Ribbentrop-Molotov Pact: 1939

In August 1939 a Franco-British military mission is in Moscow trying to persuade Stalin to commit to a treaty for the defence of Poland. Little progress is made, ostensibly because the Poles are refusing to allow Soviet troops to cross their territory to attack Germany. But there is another hidden reason which soon becomes apparent.
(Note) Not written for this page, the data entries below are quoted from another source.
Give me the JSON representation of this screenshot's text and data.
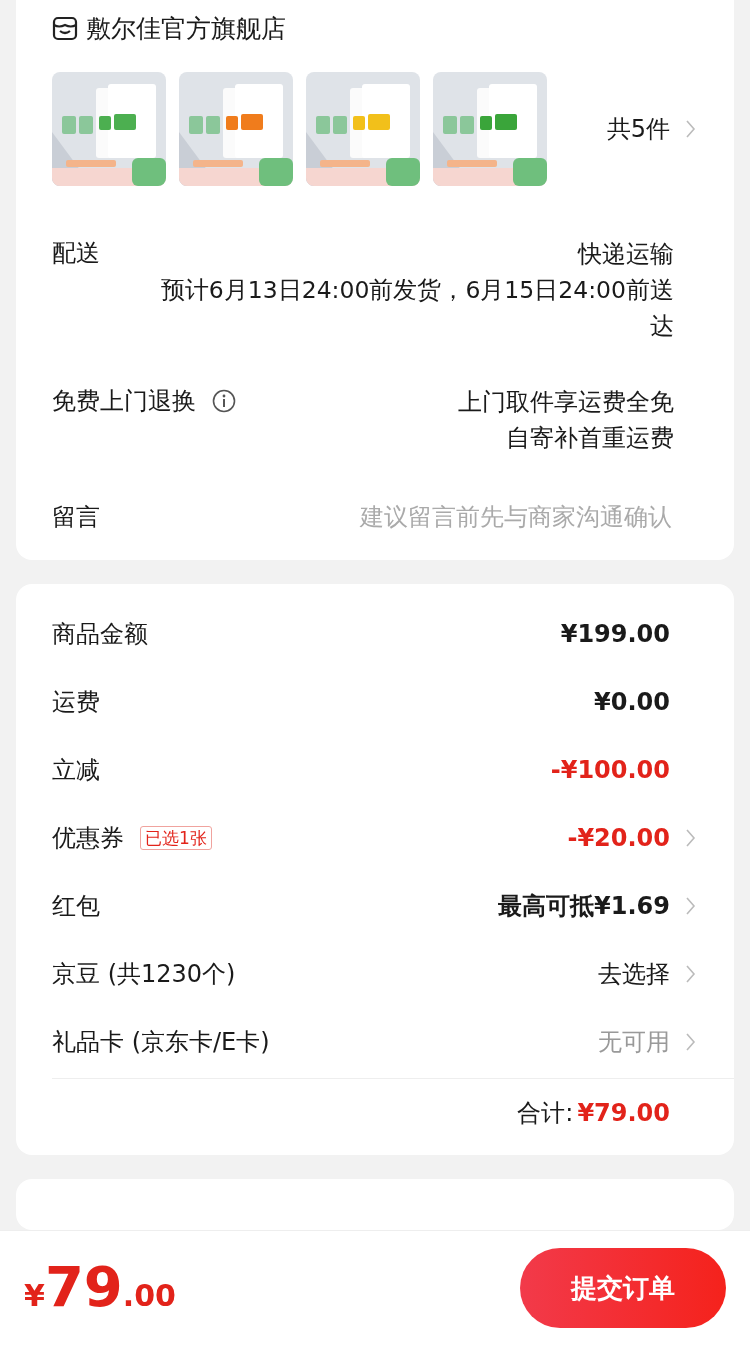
{
  "store": {
    "name": "敷尔佳官方旗舰店"
  },
  "products": {
    "count": "共5件"
  },
  "details": [
    {
      "label": "配送",
      "info_icon": false,
      "lines": [
        "快递运输",
        "预计6月13日24:00前发货，6月15日24:00前送达"
      ]
    },
    {
      "label": "免费上门退换",
      "info_icon": true,
      "lines": [
        "上门取件享运费全免",
        "自寄补首重运费"
      ]
    }
  ],
  "message": {
    "label": "留言",
    "placeholder": "建议留言前先与商家沟通确认"
  },
  "summary": [
    {
      "label": "商品金额",
      "value": "¥199.00",
      "kind": "strong",
      "arrow": false
    },
    {
      "label": "运费",
      "value": "¥0.00",
      "kind": "strong",
      "arrow": false
    },
    {
      "label": "立减",
      "value": "-¥100.00",
      "kind": "red",
      "arrow": false
    },
    {
      "label": "优惠券",
      "tag": "已选1张",
      "value": "-¥20.00",
      "kind": "red",
      "arrow": true
    },
    {
      "label": "红包",
      "value": "最高可抵¥1.69",
      "kind": "strong",
      "arrow": true
    },
    {
      "label": "京豆 (共1230个)",
      "value": "去选择",
      "kind": "normal",
      "arrow": true
    },
    {
      "label": "礼品卡 (京东卡/E卡)",
      "value": "无可用",
      "kind": "muted",
      "arrow": true
    }
  ],
  "total": {
    "label": "合计:",
    "value": "¥79.00"
  },
  "bottom_bar": {
    "currency": "¥",
    "integer": "79",
    "decimal": ".00",
    "submit": "提交订单"
  }
}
The Soviet Union and Communism have always been twin forces of demonic evil in Hitler's oratory, but he now proves himself happy to sup with the devil for a very real strategic advantage. It is important to his plans that he shall not be distracted by a major war on his eastern front. In August he opens negotiations with Stalin. Poland is his bait.
 









Stalin, invited by the western powers to join an alliance which will almost certainly involve him in a costly war against Germany for no very evident benefit, now finds himself offered a more attractive option - inactivity and a sizable increase in his territory.

It takes the Russian dictator little time to choose. The world is astonished on August 21 by the announcement from Berlin that Ribbentrop is flying to Moscow to sign a nonaggression pact with his opposite number, the Russian foreign minister Molotov. This sudden friendship of two implacable enemies would seem less inexplicable if people knew of the secret protocol which accompanies the pact.
 







The protocol agrees a new set of international boundaries. As modified slightly in a second visit by Ribbentrop to Moscow, in September, it acknowledges Germany's approval of the Russian annexation of the independent nations Finland, Estonia, Latvia and Lithuania (should any such opportunity occur). And it establishes an agreed division of Poland between Germany and Russia.

With this much achieved, Hitler is ready to take his next step - launched, for propaganda purposes, with a grisly little charade.
 






Previous page Page 15 of 18 Next page